The other five groups did not disappoint, presenting equally detailed and thought-out products as the Summer Back. The “A.D.R.S. Girls” created a shopping cart for homeless people named The One and Only Helping Kart (T.O.A.O.H.K.) complete with toiletries, an umbrella, a cooler, and other such items; “Y&J Productions” created affordable, handmade phone cases crafted with beads; “Fusion” created the Bully Catcher – a pencil equipped with a hidden camera to catch bullies in the act; “CCCD Co.” created an ankle brace with an ice pack sewn into it; and the “Secret Pranksters” created the Pracket– a jacket with multiple pockets so pranksters can stealthily hide their “weapons” of choice without getting caught.
After the casual poster board displays, parents and staff members were encouraged to vote for their favorite invention and then to gather in a seated area for the real “Shark Tank” presentations. Each group spent five or so minutes informing the audience of its product, showing a short video about its creation and development, and answering questions from the panel of judges. The panel consisted of Ms. Beardsley; Penny Sebring, President of the Lewis-Sebring Family Foundation and researcher at The University of Chicago Consortium on School Research; Monique Brunson Jones, President and CEO of the Evanston Community Foundation; Julianne Hatfield, Ph.D. and doctoral fellow at Northwestern University; and Keith Robinson, Assistant Principal for Operations at Niles North High School.

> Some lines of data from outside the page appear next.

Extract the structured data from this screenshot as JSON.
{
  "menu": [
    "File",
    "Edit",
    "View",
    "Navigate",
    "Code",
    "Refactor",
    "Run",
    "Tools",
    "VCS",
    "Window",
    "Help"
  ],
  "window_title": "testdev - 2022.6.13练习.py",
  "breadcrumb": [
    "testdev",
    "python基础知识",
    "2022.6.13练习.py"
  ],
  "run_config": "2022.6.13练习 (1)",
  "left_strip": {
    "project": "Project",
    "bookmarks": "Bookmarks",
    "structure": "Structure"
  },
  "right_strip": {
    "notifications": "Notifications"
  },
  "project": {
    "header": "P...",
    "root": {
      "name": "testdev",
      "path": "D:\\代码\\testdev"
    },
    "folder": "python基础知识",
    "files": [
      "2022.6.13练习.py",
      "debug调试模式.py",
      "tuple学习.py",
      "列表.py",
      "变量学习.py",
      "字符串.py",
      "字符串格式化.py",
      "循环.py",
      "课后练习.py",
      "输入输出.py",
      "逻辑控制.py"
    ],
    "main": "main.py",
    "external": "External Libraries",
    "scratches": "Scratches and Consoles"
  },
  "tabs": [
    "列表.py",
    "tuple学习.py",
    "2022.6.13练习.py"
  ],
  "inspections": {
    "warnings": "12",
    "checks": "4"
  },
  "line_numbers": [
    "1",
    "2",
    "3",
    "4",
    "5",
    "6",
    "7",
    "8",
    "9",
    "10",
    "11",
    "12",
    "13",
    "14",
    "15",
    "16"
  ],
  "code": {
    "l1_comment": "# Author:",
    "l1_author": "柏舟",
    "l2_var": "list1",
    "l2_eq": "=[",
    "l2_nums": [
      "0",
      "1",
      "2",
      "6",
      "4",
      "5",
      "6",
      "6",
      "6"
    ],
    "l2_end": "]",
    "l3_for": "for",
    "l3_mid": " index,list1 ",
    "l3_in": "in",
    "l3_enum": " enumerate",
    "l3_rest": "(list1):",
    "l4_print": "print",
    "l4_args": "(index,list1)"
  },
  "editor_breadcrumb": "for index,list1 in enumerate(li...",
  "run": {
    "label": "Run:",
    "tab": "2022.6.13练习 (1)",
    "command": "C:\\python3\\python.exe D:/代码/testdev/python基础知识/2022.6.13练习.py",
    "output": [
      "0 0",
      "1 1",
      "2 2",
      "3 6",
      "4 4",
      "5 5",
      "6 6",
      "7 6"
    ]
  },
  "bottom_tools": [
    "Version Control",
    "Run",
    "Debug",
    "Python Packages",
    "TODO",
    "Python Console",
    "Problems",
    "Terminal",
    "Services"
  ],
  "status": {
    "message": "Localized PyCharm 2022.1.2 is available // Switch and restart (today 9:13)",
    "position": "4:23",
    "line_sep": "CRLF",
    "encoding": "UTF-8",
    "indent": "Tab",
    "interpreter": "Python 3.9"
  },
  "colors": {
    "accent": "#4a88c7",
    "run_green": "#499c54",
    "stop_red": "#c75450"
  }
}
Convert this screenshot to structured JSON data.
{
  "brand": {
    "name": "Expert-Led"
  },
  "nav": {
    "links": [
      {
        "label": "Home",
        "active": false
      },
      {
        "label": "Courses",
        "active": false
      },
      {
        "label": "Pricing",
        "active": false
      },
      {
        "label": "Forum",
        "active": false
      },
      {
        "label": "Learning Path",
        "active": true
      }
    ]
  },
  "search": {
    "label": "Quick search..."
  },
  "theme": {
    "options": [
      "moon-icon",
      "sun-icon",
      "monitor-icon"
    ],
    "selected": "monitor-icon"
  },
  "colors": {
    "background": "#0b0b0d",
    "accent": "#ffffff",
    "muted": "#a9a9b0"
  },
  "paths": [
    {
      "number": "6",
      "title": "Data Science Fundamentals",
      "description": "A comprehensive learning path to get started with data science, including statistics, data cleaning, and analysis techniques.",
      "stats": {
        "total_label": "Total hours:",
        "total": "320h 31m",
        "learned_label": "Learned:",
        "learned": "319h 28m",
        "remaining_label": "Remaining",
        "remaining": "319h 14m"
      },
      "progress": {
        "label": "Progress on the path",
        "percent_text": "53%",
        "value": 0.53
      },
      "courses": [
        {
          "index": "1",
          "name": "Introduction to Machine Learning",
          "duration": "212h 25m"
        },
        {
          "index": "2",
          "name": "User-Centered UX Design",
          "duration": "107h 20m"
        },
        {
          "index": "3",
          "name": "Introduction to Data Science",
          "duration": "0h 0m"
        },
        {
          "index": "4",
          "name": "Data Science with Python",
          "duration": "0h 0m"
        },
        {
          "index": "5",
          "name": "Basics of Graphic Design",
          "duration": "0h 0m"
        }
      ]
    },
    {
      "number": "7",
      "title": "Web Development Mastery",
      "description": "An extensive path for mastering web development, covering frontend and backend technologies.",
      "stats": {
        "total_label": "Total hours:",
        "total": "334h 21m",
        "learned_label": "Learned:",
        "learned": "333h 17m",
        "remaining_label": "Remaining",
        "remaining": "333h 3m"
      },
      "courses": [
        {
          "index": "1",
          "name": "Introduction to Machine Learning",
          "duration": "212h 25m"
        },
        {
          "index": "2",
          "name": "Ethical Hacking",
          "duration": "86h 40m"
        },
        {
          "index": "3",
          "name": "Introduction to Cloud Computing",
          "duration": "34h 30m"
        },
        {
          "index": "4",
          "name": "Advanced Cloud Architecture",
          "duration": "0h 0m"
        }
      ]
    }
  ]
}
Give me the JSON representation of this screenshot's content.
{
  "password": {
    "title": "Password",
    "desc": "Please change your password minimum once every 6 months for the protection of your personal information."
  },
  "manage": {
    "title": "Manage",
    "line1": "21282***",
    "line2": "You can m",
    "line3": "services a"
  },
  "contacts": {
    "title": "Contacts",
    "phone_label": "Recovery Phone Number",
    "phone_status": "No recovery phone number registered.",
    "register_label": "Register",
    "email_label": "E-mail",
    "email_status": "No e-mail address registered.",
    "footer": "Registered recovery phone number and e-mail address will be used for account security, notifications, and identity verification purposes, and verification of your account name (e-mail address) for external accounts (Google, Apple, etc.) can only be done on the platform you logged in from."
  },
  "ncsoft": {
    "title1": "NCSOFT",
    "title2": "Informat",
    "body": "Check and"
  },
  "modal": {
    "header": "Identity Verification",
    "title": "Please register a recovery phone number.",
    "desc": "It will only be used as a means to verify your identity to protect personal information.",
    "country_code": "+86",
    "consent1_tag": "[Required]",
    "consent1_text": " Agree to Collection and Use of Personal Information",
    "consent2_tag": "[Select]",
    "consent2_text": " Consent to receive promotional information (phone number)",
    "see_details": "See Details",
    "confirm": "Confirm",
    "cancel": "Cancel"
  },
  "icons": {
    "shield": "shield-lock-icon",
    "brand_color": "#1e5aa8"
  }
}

After much deliberation, the judges gave out awards for “Dressed for Success,” “Most Positive,” “Teamwork Makes the Dream Work,” “Communication is Key,” and of course, the winning invention. The Summer Back was given top honors, as Ms. Jones described the product as “timely for summer” and having an “ease in functionality.” The three members behind its creation received gift cards.
“We’ve done showcases every trimester, but we don’t do them at quite this level of structure. We’re a drop-in program. We’re free for all middle schoolers, regardless of whether they’re from Evanston, regardless of whether they’re members of the Y… We just really want to create an equitable playing field for all kids to engage in art-making and finding their passion and digital media,” said Sam Phillips, the manager of MetaMedia.
The Sebring-Lewis Family Foundation funded the launch of the program last year with a grant of $1 million. Mr. Phillips said the concept of MetaMedia was based on YOUmedia, a digital technology center and youth hangout area in the Chicago Public Library. “The idea is that teens go, they hang out with each other, they mess around with the technology… then they start developing passions, geeking out, and doing projects – some of those people have become very successful,” he said. He gave the example of notorious Chicago hip-hop artist Chance The Rapper, who recorded his first mixtape at the YOUmedia studios.
When asked why middle schoolers in particular were the target demographic of MetaMedia, Mr. Phillips said that the District, Penny Sebring, and others examined “the landscape” in Evanston. “ETHS, one of the best [high schools] in the country, has incredible programs. At the elementary level, there are a bunch of opportunities like day camps. Middle school… not so much.”
“Middle school is also a time of incredible socio-emotional development and change internally, so you really need a safe space for those kids. They’re trying on all these different hats, they’re figuring out who they are, what they like, and you need a place like MetaMedia for that to be safe,” he said.
MetaMedia is free for all kids, regardless of McGaw YMCA membership, and offers after-school and summer workshops. Learn more at http://www.mcgawymca.org/metamedia/.